■ About this exercise
Pick out every line of the entries below where "JSON" occurs, and copy those lines.

***

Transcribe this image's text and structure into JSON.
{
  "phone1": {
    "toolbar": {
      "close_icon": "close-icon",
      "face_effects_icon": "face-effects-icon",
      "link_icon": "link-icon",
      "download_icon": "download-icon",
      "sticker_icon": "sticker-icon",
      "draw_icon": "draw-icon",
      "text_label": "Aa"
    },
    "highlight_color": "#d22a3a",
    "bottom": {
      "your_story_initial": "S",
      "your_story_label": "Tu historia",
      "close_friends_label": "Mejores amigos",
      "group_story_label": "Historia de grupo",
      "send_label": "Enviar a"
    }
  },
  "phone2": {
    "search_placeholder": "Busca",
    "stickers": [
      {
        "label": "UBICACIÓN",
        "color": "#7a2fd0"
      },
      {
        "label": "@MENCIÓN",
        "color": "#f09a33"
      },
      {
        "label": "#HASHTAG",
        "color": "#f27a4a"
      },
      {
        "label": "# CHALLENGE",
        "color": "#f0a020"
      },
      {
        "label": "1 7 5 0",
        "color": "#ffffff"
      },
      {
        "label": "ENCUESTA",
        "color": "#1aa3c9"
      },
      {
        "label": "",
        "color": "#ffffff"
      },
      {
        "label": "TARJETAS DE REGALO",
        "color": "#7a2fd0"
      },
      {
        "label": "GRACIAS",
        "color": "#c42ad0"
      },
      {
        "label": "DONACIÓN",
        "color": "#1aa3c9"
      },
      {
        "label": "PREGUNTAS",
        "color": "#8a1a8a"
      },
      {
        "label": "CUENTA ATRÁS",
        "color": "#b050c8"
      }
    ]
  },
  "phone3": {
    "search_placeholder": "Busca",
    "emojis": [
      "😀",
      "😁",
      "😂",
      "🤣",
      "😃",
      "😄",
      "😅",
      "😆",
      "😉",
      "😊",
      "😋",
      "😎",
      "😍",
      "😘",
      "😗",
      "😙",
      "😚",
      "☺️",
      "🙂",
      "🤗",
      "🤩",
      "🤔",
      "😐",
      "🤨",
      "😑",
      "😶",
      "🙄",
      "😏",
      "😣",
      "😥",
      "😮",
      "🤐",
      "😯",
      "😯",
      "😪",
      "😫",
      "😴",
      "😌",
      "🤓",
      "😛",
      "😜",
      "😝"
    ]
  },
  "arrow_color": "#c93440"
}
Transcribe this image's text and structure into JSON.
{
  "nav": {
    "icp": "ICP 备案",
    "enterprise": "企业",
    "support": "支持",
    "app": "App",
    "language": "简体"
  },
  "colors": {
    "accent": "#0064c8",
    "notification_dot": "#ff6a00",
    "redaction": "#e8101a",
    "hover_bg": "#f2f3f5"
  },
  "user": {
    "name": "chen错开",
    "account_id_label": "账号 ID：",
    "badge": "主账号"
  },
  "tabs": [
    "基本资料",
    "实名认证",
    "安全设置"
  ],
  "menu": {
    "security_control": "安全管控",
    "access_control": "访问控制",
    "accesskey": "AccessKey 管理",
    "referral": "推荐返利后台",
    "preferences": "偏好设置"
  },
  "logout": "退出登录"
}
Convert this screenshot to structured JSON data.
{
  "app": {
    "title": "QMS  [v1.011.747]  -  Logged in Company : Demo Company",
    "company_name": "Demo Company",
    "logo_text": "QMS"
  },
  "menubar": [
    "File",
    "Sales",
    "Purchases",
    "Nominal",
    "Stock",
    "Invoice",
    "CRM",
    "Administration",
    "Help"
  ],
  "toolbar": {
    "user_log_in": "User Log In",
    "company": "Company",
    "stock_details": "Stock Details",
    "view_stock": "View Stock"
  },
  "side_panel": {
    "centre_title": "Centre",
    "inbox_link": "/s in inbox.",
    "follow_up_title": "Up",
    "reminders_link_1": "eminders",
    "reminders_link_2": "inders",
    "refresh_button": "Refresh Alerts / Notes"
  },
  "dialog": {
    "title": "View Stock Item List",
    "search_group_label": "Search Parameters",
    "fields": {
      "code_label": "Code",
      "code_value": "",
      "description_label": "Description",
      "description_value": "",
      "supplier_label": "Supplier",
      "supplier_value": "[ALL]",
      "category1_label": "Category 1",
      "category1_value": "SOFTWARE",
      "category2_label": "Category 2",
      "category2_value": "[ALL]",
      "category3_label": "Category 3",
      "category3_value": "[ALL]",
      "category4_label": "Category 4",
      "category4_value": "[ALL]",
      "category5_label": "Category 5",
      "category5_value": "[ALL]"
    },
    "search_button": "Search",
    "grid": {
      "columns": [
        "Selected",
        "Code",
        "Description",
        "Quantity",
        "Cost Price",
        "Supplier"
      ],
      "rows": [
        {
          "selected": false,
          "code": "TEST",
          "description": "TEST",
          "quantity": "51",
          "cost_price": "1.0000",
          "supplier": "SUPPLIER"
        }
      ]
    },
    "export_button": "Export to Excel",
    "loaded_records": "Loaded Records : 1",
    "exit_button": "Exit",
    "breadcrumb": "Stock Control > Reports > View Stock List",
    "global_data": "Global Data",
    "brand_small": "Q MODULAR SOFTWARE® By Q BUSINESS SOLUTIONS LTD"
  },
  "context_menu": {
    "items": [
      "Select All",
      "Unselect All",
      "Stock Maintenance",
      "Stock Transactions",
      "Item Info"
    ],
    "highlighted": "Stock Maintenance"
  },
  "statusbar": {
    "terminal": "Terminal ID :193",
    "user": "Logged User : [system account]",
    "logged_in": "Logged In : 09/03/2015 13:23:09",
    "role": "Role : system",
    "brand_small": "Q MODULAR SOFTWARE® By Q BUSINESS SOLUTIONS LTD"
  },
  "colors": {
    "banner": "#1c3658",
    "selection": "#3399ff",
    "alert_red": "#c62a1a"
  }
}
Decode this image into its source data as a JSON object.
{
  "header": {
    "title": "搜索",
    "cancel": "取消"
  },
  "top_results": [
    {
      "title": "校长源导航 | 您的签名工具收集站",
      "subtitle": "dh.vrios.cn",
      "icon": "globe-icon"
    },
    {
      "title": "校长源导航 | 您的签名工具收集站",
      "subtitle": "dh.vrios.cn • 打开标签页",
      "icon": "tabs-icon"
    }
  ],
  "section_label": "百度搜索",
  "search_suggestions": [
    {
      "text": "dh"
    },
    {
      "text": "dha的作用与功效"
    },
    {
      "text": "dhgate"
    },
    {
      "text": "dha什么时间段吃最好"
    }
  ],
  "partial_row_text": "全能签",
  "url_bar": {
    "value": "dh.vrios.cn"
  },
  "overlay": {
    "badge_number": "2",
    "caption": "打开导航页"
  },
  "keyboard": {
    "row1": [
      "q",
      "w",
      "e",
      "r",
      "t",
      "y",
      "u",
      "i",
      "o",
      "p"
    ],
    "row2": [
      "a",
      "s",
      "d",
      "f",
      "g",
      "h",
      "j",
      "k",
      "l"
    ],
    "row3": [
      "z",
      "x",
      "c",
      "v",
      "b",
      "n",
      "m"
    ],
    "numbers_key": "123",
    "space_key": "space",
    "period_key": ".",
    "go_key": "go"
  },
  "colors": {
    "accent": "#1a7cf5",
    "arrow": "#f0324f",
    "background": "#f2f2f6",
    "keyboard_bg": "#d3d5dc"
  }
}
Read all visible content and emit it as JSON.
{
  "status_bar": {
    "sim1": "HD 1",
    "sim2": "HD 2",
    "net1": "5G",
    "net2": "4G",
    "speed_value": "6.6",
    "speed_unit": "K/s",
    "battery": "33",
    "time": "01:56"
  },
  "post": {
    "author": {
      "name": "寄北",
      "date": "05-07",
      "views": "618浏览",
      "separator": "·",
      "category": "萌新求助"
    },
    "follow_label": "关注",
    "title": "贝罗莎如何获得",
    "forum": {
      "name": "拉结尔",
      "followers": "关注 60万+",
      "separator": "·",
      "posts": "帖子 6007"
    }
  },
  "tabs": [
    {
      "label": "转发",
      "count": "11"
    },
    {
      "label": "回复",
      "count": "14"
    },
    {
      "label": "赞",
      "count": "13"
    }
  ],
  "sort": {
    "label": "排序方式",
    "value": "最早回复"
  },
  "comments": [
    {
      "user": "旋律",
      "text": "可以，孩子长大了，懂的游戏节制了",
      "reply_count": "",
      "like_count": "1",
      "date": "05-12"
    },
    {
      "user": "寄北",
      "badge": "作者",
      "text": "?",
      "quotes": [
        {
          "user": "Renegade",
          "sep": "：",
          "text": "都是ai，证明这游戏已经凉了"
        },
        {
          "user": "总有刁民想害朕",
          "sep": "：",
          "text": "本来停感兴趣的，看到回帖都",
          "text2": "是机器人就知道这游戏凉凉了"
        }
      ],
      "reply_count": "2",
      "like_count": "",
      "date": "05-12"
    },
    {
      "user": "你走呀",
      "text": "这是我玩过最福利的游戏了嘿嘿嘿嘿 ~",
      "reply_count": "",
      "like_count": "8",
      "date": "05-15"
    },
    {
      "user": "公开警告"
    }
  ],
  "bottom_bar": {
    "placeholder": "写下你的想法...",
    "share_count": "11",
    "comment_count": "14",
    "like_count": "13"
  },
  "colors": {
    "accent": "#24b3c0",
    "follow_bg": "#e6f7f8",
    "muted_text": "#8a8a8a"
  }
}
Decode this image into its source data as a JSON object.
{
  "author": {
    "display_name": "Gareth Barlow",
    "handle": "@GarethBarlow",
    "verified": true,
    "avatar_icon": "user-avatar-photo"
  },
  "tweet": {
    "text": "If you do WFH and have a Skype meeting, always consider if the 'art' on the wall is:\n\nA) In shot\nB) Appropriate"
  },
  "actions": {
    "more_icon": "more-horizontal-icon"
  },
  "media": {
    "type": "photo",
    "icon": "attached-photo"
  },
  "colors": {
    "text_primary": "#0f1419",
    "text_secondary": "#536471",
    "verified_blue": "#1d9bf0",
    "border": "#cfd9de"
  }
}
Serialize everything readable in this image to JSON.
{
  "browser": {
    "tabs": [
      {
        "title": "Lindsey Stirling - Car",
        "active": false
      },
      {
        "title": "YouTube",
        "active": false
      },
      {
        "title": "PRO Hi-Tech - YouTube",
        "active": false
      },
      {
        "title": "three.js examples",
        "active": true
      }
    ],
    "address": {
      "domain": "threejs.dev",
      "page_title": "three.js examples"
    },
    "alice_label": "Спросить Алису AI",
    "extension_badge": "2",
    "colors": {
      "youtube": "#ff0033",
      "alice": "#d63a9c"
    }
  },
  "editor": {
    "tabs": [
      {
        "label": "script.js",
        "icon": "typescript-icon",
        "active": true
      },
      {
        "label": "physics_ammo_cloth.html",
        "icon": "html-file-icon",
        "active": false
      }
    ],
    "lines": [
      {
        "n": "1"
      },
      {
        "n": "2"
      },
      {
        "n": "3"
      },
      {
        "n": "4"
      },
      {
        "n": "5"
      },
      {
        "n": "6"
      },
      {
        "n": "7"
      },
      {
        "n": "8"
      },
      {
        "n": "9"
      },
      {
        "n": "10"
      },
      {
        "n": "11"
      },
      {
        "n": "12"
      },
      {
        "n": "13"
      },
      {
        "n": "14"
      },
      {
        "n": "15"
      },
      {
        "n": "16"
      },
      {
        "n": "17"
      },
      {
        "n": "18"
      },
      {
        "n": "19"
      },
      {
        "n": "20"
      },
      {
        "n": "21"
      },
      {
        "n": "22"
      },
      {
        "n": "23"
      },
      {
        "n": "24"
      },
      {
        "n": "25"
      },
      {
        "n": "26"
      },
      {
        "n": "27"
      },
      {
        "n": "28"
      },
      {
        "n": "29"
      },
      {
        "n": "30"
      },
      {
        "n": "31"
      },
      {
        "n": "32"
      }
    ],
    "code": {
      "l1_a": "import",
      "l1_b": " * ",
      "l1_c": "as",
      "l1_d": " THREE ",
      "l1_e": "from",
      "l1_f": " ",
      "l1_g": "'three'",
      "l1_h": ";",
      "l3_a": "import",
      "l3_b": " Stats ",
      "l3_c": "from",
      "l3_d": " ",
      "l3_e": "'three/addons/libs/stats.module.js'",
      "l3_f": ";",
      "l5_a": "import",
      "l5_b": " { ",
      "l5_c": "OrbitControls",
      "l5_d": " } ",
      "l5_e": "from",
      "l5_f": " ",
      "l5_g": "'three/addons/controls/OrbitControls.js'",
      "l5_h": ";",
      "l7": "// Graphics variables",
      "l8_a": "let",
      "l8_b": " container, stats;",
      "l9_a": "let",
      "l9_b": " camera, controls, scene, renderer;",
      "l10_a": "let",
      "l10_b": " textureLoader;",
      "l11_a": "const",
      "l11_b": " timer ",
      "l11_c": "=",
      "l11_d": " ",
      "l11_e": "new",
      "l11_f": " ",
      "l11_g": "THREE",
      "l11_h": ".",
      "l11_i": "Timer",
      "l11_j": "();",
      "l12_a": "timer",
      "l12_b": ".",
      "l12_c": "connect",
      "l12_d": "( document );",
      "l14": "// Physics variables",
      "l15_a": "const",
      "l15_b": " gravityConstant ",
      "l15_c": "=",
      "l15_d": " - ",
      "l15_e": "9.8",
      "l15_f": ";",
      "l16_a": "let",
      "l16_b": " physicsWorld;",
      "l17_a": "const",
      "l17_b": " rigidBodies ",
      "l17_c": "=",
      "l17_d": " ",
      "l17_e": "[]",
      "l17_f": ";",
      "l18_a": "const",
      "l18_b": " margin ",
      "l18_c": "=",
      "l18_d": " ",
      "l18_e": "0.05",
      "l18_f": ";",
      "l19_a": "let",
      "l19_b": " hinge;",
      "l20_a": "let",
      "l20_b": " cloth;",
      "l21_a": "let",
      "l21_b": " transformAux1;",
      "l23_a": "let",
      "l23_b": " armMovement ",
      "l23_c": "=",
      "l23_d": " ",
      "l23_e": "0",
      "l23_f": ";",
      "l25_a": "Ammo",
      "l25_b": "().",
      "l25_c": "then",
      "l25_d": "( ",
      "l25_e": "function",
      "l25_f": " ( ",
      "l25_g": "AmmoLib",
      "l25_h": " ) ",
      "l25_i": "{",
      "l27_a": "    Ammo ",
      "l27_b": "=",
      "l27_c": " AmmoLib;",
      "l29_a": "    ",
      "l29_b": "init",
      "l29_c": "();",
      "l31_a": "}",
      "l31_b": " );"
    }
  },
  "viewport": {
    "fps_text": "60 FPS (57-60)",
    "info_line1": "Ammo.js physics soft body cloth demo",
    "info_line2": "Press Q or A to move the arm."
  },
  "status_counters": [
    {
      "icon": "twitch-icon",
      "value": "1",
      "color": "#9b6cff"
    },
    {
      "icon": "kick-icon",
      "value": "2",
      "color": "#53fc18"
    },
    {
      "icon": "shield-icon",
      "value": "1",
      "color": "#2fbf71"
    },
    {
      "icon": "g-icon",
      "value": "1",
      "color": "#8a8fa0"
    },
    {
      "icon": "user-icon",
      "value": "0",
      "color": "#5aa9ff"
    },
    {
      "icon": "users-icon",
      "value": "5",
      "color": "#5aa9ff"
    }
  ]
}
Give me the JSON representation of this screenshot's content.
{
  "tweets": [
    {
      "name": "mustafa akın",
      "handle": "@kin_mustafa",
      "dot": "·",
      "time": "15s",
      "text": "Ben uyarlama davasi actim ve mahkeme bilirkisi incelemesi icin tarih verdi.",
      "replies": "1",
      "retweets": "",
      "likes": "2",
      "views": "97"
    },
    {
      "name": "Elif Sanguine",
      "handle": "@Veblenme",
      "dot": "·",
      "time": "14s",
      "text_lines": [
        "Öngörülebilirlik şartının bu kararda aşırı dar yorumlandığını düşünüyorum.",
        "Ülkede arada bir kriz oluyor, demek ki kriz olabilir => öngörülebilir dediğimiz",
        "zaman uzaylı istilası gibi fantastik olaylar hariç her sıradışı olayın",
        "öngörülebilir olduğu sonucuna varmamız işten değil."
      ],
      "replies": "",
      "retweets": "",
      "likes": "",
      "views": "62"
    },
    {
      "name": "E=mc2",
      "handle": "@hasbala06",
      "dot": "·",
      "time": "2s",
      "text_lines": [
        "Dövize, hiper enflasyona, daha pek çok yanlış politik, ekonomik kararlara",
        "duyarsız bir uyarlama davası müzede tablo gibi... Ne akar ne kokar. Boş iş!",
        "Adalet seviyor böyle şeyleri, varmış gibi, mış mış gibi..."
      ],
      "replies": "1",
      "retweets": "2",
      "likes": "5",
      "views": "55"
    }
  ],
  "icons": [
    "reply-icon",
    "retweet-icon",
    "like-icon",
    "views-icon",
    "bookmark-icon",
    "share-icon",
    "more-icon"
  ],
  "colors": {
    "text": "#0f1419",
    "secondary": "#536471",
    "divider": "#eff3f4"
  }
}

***

■ Written answer
Transcribe this image's text and structure into JSON.
Transcribe this image's text and structure into JSON.
Convert this screenshot to structured JSON data.
Decode this image into its source data as a JSON object.
Read all visible content and emit it as JSON.
Decode this image into its source data as a JSON object.
Serialize everything readable in this image to JSON.
Give me the JSON representation of this screenshot's content.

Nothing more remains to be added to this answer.